director.
3. The head office of SEBI is in Mumbai and it has
branch office in Kolkata, Chennai and Delhi.
4. SEBI has formed two advisory committees to
deal with primary and secondary markets.
5. These committees consist of market players,
investors associations and eminent persons.

Reserve Bank of India


Established on April 1, 1935 in
accordance with the provisions of the
RBI Act, 1934.
The Central Office of the Reserve Bank
has been in Mumbai.
It acts as the apex monetary authority
of the country.

Functions Of RBI
Monetary Authority:
Formulation and Implementation of monetary
policies.
Maintaining price stability and ensuring
adequate flow of credit to the Productive
sectors.
Issuer of currency:
Issues and exchanges or destroys currency
and coins.
Provide the public adequate quantity of
supplies of currency notes and coins.

Functions Of RBI
Regulator and supervisor of the financial
system:
Prescribes broad parameters of banking
operations
Maintain public confidence, protect depositors'
interest and provide cost-effective banking
services.
Authority On Foreign Exchange:
Manages the Foreign Exchange Management Act,
1999.
Facilitate external trade, payment, promote
orderly development and maintenance of foreign
exchange market.

Functions Of RBI
Developmental role:
Performs a wide range of promotional functions to
support national objectives.
Related Functions:
Banker to the Government: performs merchant
banking function for the central and the state
governments.
Maintains banking accounts of all scheduled
banks.

Monetary Measures
(a) Bank Rate:
The Bank Rate was kept unchanged at 6.0 per
cent.
(b) Reverse Repo Rate:
The Repo rate is around 7 per cent and Reverse
repo rate is around 6.10 per cent.
(c) Cash Reserve Ratio:
The cash reserve ratio (CRR) of scheduled banks is
currently at 5.0 per cent.

Objectives Of Ministry of Finance


Reorientation of the economy
Macro economic stability
To Increase competitive efficiency in the
operations
To remove structural rigidities and inefficiencies
To attain a balance between the goals of
financial stability & integrated & efficient
markets

IRDA
IRDA

Agent Training

Institute

Ins. Co.
(Development

Officer)

III

EXAM

Service Provider
----------------------1.Care-Site
2.Tech Support

Designated
Person
(Ins. Co.)
Agent Registration
Agents
Portal

IRDA Function.

Data Correction Approval (License)


Shows list of data correction requests
IRDA can approve these requests
Cancellation Approval (License/Certificate)
Shows list of license cancellation requests
IRDA can approve or reject
IRDA can cancel with or without refund
Recall Cancellation Approval
Shows list of license recall cancellation requests
IRDA can approve or reject
Termination Approval
Shows list of license termination requests
IRDA can approve or reject termination requests
Terminate License

IRDA can terminate individual/corporate license
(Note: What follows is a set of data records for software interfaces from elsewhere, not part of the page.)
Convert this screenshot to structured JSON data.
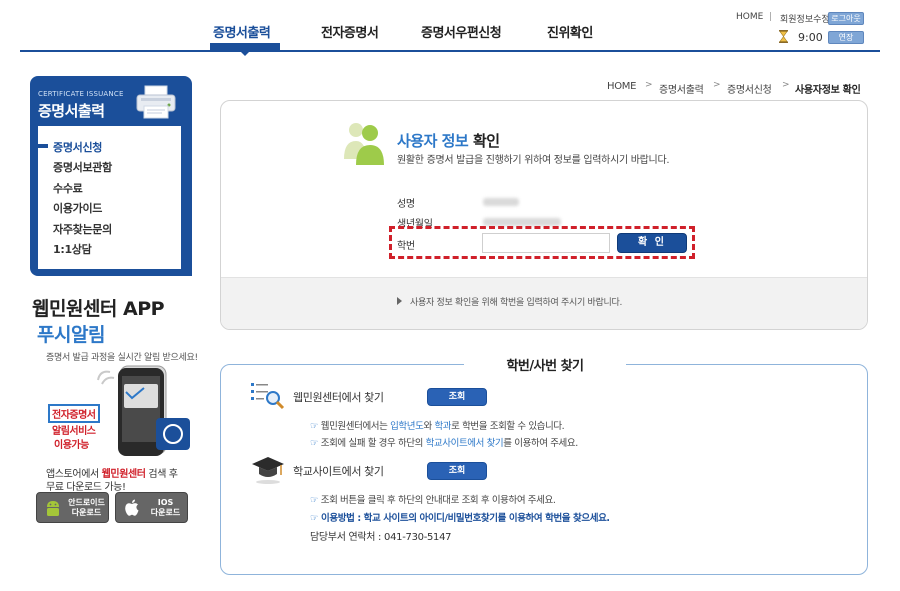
{
  "nav": {
    "items": [
      "증명서출력",
      "전자증명서",
      "증명서우편신청",
      "진위확인"
    ],
    "active_index": 0
  },
  "util": {
    "home": "HOME",
    "separator": "|",
    "edit_info": "회원정보수정",
    "logout": "로그아웃",
    "timer": "9:00",
    "extend": "연장"
  },
  "sidebar": {
    "title_en": "CERTIFICATE ISSUANCE",
    "title": "증명서출력",
    "items": [
      "증명서신청",
      "증명서보관함",
      "수수료",
      "이용가이드",
      "자주찾는문의",
      "1:1상담"
    ],
    "active_index": 0
  },
  "promo": {
    "title": "웹민원센터 APP",
    "subtitle": "푸시알림",
    "desc": "증명서 발급 과정을 실시간 알림 받으세요!",
    "label1": "전자증명서",
    "label2": "알림서비스",
    "label3": "이용가능",
    "store_line1_pre": "앱스토어에서 ",
    "store_line1_hl": "웹민원센터",
    "store_line1_post": " 검색 후",
    "store_line2": "무료 다운로드 가능!",
    "android_line1": "안드로이드",
    "android_line2": "다운로드",
    "ios_line1": "IOS",
    "ios_line2": "다운로드"
  },
  "breadcrumb": [
    "HOME",
    "증명서출력",
    "증명서신청",
    "사용자정보 확인"
  ],
  "verify": {
    "title_blue": "사용자 정보",
    "title_dark": "확인",
    "desc": "원활한 증명서 발급을 진행하기 위하여 정보를 입력하시기 바랍니다.",
    "name_label": "성명",
    "birth_label": "생년월일",
    "id_label": "학번",
    "id_value": "",
    "id_placeholder": "",
    "confirm": "확 인",
    "guide": "사용자 정보 확인을 위해 학번을 입력하여 주시기 바랍니다."
  },
  "find": {
    "title": "학번/사번 찾기",
    "sec1_title": "웹민원센터에서 찾기",
    "sec1_button": "조회",
    "sec1_line1_a": "웹민원센터에서는 ",
    "sec1_line1_b": "입학년도",
    "sec1_line1_c": "와 ",
    "sec1_line1_d": "학과",
    "sec1_line1_e": "로 학번을 조회할 수 있습니다.",
    "sec1_line2_a": "조회에 실패 할 경우 하단의 ",
    "sec1_line2_b": "학교사이트에서 찾기",
    "sec1_line2_c": "를 이용하여 주세요.",
    "sec2_title": "학교사이트에서 찾기",
    "sec2_button": "조회",
    "sec2_line1": "조회 버튼을 클릭 후 하단의 안내대로 조회 후 이용하여 주세요.",
    "sec2_line2": "이용방법 : 학교 사이트의 아이디/비밀번호찾기를 이용하여 학번을 찾으세요.",
    "contact": "담당부서 연락처 : 041-730-5147",
    "marker": "☞"
  },
  "colors": {
    "brand": "#1b4f9a",
    "accent": "#2d78c8",
    "highlight_red": "#d0202a"
  }
}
Due diligence
Due diligence is the process of systematically
researching and verifying the accuracy of a statement.
The term originated in the business world, where due
diligence is required to validate financial statements.
The goal of the process is to ensure that all
stakeholders associated with a financial endeavor have
the information they need to assess risk accurately.
In real estate, due diligence is the time period between
the acceptance of an offer and the close of issue.
In civil law, due diligence is synonymous with
"reasonable care."
When apatentis issued, due diligence is the
requirement that the patent holder should develop a
product around the patent, and not just prevent others
from doing so.